Justus Esiri, OON, is a force in the movie industry. A veteran, with over 40 years experience as stage actor, he was the Headmaster in the monstrously popular TV series, The Village Headmaster. Though he trained as an engineer in Germany, he returned home when a delegation from Nigeria invited him to perform in a Nigeria-governmental sponsored programme.
And after honouring the invitation, he never went back to Europe. We asked him his regrets and assessment of Nollywood. His candid views…
What does it take to be a good actor?
Knowing what the people want. We are Africans, and our interpretations of roles must take cognizance of our cultural heritage. You can’t be more European than them. So, you do your own thing to appeal to your people.
Would you say that knowing what the people want really contributed to your success in the industry?
I don’t know about that. I am not a judge. It is other people that would judge if I am a success or not. All I said that a good actor should know what his people want. And because I know, therefore I am good. Again, you cannot be a good actor if you are not well- trained or groomed in the profession.
You have been in the industry from the beginning. You are more of a pioneer. so, what has been your driving force?
To know what the public want. To understand the psychology of my people. This is a country of well over 4000 languages. So, your act must unite them. Over the years, I have tried to harness the rich culture heritage of my country. I see myself as an act ambassador.
And I am not giving up on this project. It is my life and my contribution to the nation.
Has there been any time in your career you felt like walking away?
No, no. You see, once you believe in a project, you have to give it all it takes despite the challenges. For me, it’s acting as long as I live. It’s acting forever.
What do you think is the biggest problem of Nollywood?
They are numerous. The problem of Nollywood is not knowing what the people really want. Most practitioners don’t know what their people want. We also have to understand that once you are good, money will come to you. You don’t have to look for it. That is the problem of Nollywood.
Would you say you are better off now than you were years back?
You see, I am happy because a son of mine, who is a dentist by profession, Dr. Sid, has decided to join the entertainment world. So, what is more rewarding than seeing you have inspired a lot of people, including your own family. And in terms of material wealth, I am just there.
By the time you joined Nollywood, did you envisage the kind of growth and popularity the industry would attend in the future?
Yes, I knew. But I did not envisage there would be leadership crisis, squabbles in the guilds, and a whole lot of unprofessional conducts going on in the recent times.

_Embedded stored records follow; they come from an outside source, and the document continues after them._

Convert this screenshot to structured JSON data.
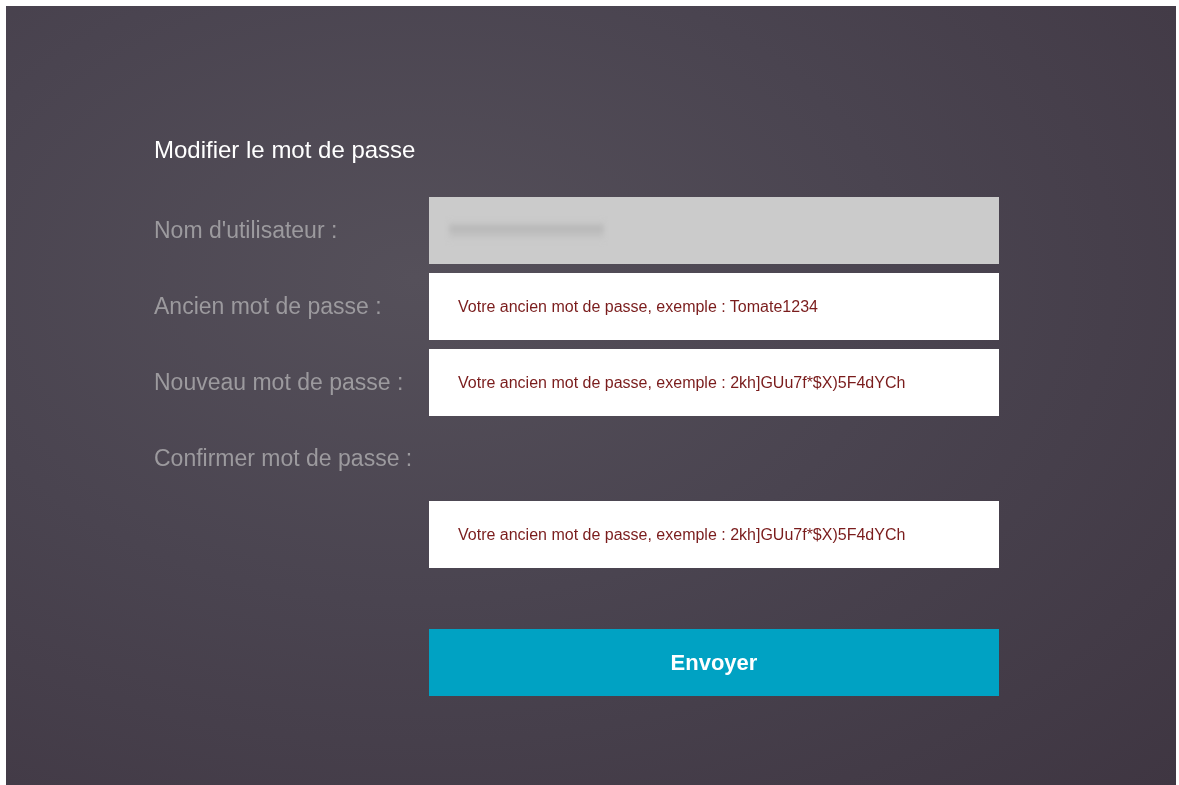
{
  "title": "Modifier le mot de passe",
  "fields": [
    {
      "label": "Nom d'utilisateur :",
      "disabled": true,
      "label_above": false
    },
    {
      "label": "Ancien mot de passe :",
      "disabled": false,
      "placeholder": "Votre ancien mot de passe, exemple : Tomate1234",
      "label_above": false
    },
    {
      "label": "Nouveau mot de passe :",
      "disabled": false,
      "placeholder": "Votre ancien mot de passe, exemple : 2kh]GUu7f*$X)5F4dYCh",
      "label_above": false
    },
    {
      "label": "Confirmer mot de passe :",
      "disabled": false,
      "placeholder": "Votre ancien mot de passe, exemple : 2kh]GUu7f*$X)5F4dYCh",
      "label_above": true
    }
  ],
  "submit": "Envoyer"
}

That wasn’t the Nollywood of my dream. I am, however, optimistic that we would return to the path of growth and progress. It would come to pass.
What is the way forward?
When a child is born, he has teething problem. Now, we have identified this, we have to cater for the baby until this natural phase evolves.
You were among Nigerian professionals, who left their lucrative jobs in Europe and America to build the entertainment industry in Nigeria. More than 40 years on, would you say you regret your action?
There are so many regrets. I remember how I came. I remember how Larry Williams came. So many people came back because we thought our return would be a stepping stone to building an industry that would be the pride of the nation, an industry that would make the young ones grow. But after FESTAC 77, it all died.
You have the OON national honour. Is the Federal Government doing enough to reward Nigerian artist?
There are too many problems, members of the National Assembly want to receive N42 million. But there are lot of people who are serving this country more than them. So, what are we talking about? It is ridiculous. We in Nollywood have served Nigeria more than any them. Those who make this country happy and have worked to promote national unity through the arts should be rewarded and honoured.
I don’t have anything to write home about apart from the six children that God gave me. Have I not tried?
- UCHE OLEHI
- This story was first published in ENCOMIUM Weekly on Tuesday, June 8, 2010